== INPUT

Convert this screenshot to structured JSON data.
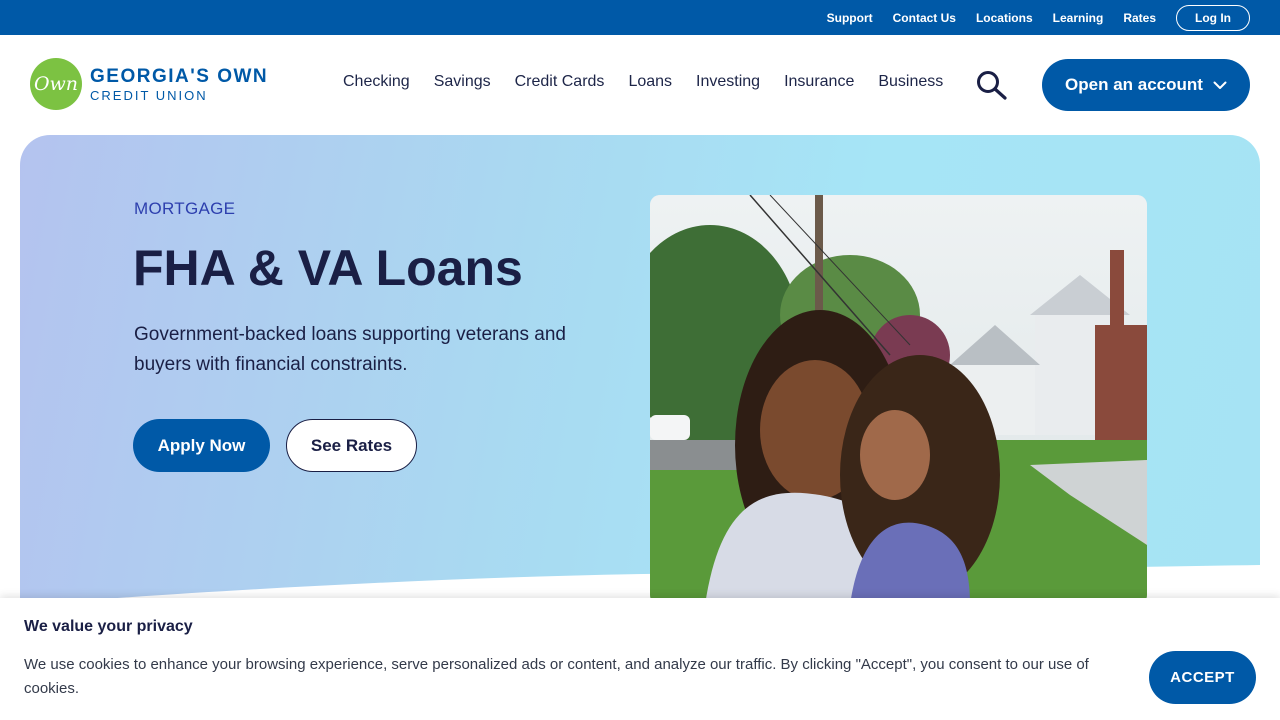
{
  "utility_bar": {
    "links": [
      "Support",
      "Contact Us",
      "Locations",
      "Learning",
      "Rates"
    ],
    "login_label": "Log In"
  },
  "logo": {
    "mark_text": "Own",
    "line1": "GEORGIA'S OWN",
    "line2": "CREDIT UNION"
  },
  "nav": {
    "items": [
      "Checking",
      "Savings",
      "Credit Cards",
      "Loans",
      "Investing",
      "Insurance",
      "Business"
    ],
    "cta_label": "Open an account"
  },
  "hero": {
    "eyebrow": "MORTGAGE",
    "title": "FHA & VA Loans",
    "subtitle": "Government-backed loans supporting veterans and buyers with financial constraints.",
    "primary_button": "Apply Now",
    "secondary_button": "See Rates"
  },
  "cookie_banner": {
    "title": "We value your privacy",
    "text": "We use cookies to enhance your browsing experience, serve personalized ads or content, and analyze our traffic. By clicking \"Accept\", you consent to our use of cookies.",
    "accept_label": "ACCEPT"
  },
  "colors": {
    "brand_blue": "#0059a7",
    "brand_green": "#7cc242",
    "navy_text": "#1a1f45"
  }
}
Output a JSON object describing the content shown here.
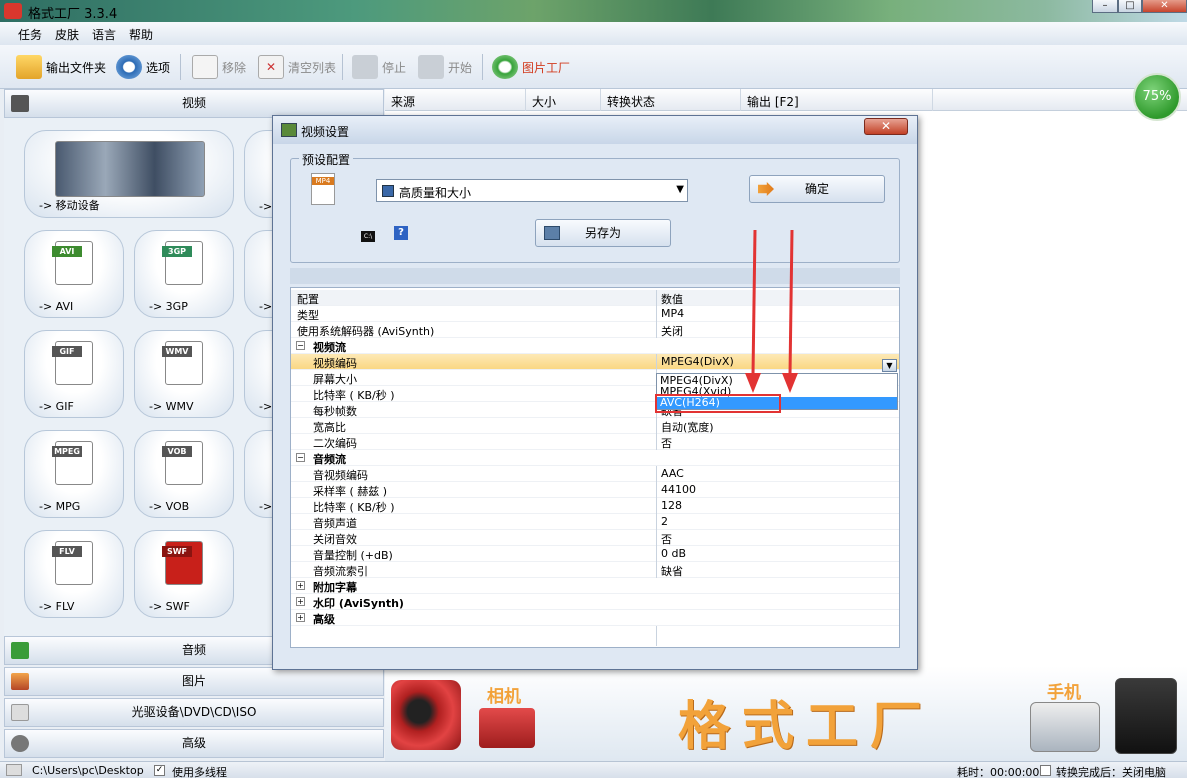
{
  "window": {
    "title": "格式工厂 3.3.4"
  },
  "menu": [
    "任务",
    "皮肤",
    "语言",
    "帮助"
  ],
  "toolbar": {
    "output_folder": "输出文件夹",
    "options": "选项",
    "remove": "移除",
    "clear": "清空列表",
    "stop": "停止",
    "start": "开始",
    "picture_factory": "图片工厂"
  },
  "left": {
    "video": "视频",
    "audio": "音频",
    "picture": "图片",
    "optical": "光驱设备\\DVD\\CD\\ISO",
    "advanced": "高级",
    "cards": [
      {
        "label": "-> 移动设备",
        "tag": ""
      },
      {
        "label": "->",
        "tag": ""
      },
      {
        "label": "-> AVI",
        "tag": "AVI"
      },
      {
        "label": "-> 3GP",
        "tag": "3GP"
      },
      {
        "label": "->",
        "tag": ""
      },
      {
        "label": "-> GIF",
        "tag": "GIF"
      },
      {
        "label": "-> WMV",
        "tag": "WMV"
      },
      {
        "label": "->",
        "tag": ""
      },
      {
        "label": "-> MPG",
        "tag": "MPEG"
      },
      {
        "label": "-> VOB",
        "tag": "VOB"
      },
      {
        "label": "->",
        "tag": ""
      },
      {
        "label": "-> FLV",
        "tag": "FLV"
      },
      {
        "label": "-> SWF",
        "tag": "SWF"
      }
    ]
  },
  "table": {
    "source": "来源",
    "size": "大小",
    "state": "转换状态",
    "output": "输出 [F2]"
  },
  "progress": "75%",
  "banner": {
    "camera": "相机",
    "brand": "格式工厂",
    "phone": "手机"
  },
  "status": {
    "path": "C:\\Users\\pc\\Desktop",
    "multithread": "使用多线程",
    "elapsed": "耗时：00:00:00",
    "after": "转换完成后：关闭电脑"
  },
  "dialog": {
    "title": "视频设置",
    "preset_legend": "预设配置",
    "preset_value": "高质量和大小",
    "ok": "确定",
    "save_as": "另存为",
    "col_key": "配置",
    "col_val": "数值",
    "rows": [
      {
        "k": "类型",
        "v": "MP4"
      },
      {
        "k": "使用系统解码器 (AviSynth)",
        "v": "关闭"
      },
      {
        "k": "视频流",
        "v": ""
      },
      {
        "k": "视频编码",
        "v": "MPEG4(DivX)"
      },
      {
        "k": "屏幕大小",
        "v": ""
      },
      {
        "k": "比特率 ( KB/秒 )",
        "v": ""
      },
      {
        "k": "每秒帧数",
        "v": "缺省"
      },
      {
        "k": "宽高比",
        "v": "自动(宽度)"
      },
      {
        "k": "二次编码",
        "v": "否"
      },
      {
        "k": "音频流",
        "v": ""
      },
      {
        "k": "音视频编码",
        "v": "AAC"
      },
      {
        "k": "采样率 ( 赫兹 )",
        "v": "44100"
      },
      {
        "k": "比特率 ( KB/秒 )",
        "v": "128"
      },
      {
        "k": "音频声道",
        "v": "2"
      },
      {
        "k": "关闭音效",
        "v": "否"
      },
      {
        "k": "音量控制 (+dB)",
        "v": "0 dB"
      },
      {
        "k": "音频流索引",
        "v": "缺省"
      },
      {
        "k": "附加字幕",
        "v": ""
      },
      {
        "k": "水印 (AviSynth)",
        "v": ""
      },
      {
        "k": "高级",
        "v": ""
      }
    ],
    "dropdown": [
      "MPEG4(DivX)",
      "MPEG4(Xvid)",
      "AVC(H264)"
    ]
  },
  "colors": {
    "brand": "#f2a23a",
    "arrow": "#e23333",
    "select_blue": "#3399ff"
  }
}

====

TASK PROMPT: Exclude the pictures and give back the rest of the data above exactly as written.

OUTPUT OF THE EXERCISE:
Convert this screenshot to structured JSON data.
{
  "utility_bar": {
    "links": [
      "Support",
      "Contact Us",
      "Locations",
      "Learning",
      "Rates"
    ],
    "login_label": "Log In"
  },
  "logo": {
    "mark_text": "Own",
    "line1": "GEORGIA'S OWN",
    "line2": "CREDIT UNION"
  },
  "nav": {
    "items": [
      "Checking",
      "Savings",
      "Credit Cards",
      "Loans",
      "Investing",
      "Insurance",
      "Business"
    ],
    "cta_label": "Open an account"
  },
  "hero": {
    "eyebrow": "MORTGAGE",
    "title": "FHA & VA Loans",
    "subtitle": "Government-backed loans supporting veterans and buyers with financial constraints.",
    "primary_button": "Apply Now",
    "secondary_button": "See Rates"
  },
  "cookie_banner": {
    "title": "We value your privacy",
    "text": "We use cookies to enhance your browsing experience, serve personalized ads or content, and analyze our traffic. By clicking \"Accept\", you consent to our use of cookies.",
    "accept_label": "ACCEPT"
  },
  "colors": {
    "brand_blue": "#0059a7",
    "brand_green": "#7cc242",
    "navy_text": "#1a1f45"
  }
}
Output a JSON object describing the content shown here.
{
  "window": {
    "title": "格式工厂 3.3.4"
  },
  "menu": [
    "任务",
    "皮肤",
    "语言",
    "帮助"
  ],
  "toolbar": {
    "output_folder": "输出文件夹",
    "options": "选项",
    "remove": "移除",
    "clear": "清空列表",
    "stop": "停止",
    "start": "开始",
    "picture_factory": "图片工厂"
  },
  "left": {
    "video": "视频",
    "audio": "音频",
    "picture": "图片",
    "optical": "光驱设备\\DVD\\CD\\ISO",
    "advanced": "高级",
    "cards": [
      {
        "label": "-> 移动设备",
        "tag": ""
      },
      {
        "label": "->",
        "tag": ""
      },
      {
        "label": "-> AVI",
        "tag": "AVI"
      },
      {
        "label": "-> 3GP",
        "tag": "3GP"
      },
      {
        "label": "->",
        "tag": ""
      },
      {
        "label": "-> GIF",
        "tag": "GIF"
      },
      {
        "label": "-> WMV",
        "tag": "WMV"
      },
      {
        "label": "->",
        "tag": ""
      },
      {
        "label": "-> MPG",
        "tag": "MPEG"
      },
      {
        "label": "-> VOB",
        "tag": "VOB"
      },
      {
        "label": "->",
        "tag": ""
      },
      {
        "label": "-> FLV",
        "tag": "FLV"
      },
      {
        "label": "-> SWF",
        "tag": "SWF"
      }
    ]
  },
  "table": {
    "source": "来源",
    "size": "大小",
    "state": "转换状态",
    "output": "输出 [F2]"
  },
  "progress": "75%",
  "banner": {
    "camera": "相机",
    "brand": "格式工厂",
    "phone": "手机"
  },
  "status": {
    "path": "C:\\Users\\pc\\Desktop",
    "multithread": "使用多线程",
    "elapsed": "耗时：00:00:00",
    "after": "转换完成后：关闭电脑"
  },
  "dialog": {
    "title": "视频设置",
    "preset_legend": "预设配置",
    "preset_value": "高质量和大小",
    "ok": "确定",
    "save_as": "另存为",
    "col_key": "配置",
    "col_val": "数值",
    "rows": [
      {
        "k": "类型",
        "v": "MP4"
      },
      {
        "k": "使用系统解码器 (AviSynth)",
        "v": "关闭"
      },
      {
        "k": "视频流",
        "v": ""
      },
      {
        "k": "视频编码",
        "v": "MPEG4(DivX)"
      },
      {
        "k": "屏幕大小",
        "v": ""
      },
      {
        "k": "比特率 ( KB/秒 )",
        "v": ""
      },
      {
        "k": "每秒帧数",
        "v": "缺省"
      },
      {
        "k": "宽高比",
        "v": "自动(宽度)"
      },
      {
        "k": "二次编码",
        "v": "否"
      },
      {
        "k": "音频流",
        "v": ""
      },
      {
        "k": "音视频编码",
        "v": "AAC"
      },
      {
        "k": "采样率 ( 赫兹 )",
        "v": "44100"
      },
      {
        "k": "比特率 ( KB/秒 )",
        "v": "128"
      },
      {
        "k": "音频声道",
        "v": "2"
      },
      {
        "k": "关闭音效",
        "v": "否"
      },
      {
        "k": "音量控制 (+dB)",
        "v": "0 dB"
      },
      {
        "k": "音频流索引",
        "v": "缺省"
      },
      {
        "k": "附加字幕",
        "v": ""
      },
      {
        "k": "水印 (AviSynth)",
        "v": ""
      },
      {
        "k": "高级",
        "v": ""
      }
    ],
    "dropdown": [
      "MPEG4(DivX)",
      "MPEG4(Xvid)",
      "AVC(H264)"
    ]
  },
  "colors": {
    "brand": "#f2a23a",
    "arrow": "#e23333",
    "select_blue": "#3399ff"
  }
}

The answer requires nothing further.